───── Records for this exercise ─────

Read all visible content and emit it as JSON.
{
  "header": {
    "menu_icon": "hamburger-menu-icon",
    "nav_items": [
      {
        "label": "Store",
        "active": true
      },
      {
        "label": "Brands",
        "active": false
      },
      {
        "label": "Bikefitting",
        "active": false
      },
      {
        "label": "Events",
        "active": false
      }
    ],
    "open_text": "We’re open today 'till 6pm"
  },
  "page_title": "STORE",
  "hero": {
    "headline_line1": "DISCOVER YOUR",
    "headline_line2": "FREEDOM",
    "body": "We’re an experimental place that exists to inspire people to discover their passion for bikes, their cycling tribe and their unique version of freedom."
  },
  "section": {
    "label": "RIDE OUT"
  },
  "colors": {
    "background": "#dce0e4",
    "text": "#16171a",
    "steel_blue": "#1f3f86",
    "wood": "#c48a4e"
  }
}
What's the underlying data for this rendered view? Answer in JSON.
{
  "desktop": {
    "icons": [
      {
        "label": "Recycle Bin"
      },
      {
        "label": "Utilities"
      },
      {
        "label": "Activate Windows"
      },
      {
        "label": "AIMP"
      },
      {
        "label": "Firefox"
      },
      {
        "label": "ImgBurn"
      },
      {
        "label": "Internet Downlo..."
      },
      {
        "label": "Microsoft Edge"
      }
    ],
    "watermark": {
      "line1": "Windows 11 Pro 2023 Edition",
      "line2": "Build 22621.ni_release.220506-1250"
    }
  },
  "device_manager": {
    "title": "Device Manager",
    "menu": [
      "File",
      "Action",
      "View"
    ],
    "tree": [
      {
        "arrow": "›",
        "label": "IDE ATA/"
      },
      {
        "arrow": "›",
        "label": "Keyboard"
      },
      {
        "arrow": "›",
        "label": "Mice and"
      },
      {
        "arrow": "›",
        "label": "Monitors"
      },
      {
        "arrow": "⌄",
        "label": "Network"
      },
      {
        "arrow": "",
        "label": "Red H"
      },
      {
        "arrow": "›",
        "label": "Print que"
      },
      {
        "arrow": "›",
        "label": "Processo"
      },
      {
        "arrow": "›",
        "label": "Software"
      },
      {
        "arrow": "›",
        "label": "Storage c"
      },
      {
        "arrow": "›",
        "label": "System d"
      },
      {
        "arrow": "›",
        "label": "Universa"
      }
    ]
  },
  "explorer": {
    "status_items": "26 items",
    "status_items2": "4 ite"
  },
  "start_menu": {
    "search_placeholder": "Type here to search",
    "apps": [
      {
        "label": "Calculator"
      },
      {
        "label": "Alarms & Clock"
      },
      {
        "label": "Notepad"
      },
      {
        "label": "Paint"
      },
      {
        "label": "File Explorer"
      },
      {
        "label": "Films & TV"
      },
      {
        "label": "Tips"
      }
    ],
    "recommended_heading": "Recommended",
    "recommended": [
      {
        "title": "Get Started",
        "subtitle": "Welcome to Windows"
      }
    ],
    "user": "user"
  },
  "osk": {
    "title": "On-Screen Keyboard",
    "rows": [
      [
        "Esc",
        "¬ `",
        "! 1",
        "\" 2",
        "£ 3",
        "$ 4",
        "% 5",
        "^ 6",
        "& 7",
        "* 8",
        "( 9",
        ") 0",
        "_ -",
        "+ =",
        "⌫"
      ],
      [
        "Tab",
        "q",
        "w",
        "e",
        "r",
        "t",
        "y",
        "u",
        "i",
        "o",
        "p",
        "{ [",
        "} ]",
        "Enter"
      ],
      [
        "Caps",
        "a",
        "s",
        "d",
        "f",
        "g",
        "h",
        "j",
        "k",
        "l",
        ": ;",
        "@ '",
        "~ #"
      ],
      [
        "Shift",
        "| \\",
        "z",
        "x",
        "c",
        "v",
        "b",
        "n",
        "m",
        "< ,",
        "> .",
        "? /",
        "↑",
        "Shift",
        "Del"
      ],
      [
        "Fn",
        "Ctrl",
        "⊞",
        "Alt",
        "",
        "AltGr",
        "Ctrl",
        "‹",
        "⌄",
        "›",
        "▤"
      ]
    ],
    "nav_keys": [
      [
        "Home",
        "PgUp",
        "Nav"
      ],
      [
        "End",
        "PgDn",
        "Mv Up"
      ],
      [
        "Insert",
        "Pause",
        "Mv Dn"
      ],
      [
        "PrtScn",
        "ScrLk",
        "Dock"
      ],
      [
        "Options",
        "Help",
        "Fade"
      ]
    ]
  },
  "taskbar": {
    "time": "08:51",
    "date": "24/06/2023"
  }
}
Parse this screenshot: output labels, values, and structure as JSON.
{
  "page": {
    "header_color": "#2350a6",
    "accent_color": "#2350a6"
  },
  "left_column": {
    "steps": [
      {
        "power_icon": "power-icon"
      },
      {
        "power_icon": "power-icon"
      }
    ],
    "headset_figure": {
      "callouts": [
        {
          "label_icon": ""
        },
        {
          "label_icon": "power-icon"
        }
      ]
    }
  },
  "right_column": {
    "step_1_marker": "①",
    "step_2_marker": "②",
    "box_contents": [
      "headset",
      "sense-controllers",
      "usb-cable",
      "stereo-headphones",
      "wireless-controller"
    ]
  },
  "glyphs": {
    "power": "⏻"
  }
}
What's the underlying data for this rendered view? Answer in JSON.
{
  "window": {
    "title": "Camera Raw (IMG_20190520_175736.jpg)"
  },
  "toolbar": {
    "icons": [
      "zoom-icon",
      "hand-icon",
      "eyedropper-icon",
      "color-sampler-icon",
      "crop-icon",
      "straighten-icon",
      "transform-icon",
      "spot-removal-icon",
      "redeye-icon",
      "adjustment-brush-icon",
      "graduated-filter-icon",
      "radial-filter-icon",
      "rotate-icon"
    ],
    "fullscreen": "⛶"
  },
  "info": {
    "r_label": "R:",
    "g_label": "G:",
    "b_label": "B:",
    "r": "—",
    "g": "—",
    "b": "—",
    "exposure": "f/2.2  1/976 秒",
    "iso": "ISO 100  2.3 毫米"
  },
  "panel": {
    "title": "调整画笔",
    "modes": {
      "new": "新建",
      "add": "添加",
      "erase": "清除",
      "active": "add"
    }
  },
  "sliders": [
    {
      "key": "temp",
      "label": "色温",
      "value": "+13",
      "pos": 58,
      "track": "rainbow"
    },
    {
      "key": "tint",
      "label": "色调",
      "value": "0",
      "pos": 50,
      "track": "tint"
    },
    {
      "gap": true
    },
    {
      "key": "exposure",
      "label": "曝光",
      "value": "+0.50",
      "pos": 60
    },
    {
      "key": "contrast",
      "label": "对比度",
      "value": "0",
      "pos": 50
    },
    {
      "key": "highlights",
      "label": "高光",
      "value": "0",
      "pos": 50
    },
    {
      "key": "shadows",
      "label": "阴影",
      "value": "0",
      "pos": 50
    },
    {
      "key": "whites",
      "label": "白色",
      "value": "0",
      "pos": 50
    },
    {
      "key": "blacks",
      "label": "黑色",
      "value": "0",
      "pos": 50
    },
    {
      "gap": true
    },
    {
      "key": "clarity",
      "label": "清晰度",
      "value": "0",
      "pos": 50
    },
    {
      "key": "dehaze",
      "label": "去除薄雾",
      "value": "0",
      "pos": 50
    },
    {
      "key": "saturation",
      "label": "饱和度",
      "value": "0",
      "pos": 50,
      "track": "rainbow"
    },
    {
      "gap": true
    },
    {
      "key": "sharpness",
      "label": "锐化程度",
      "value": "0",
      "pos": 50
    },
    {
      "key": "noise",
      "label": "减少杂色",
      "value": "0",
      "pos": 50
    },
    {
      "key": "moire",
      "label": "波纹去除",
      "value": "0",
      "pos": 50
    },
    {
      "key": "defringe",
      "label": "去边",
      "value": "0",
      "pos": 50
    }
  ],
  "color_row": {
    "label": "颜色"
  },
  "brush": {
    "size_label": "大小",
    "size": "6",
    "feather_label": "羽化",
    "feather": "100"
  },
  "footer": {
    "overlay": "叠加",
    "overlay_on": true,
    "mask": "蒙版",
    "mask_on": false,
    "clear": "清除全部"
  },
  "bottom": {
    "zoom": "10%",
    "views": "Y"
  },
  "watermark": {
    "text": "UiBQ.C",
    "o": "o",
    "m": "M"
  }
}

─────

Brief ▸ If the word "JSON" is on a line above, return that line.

Task result ▸
Read all visible content and emit it as JSON.
What's the underlying data for this rendered view? Answer in JSON.
Parse this screenshot: output labels, values, and structure as JSON.
What's the underlying data for this rendered view? Answer in JSON.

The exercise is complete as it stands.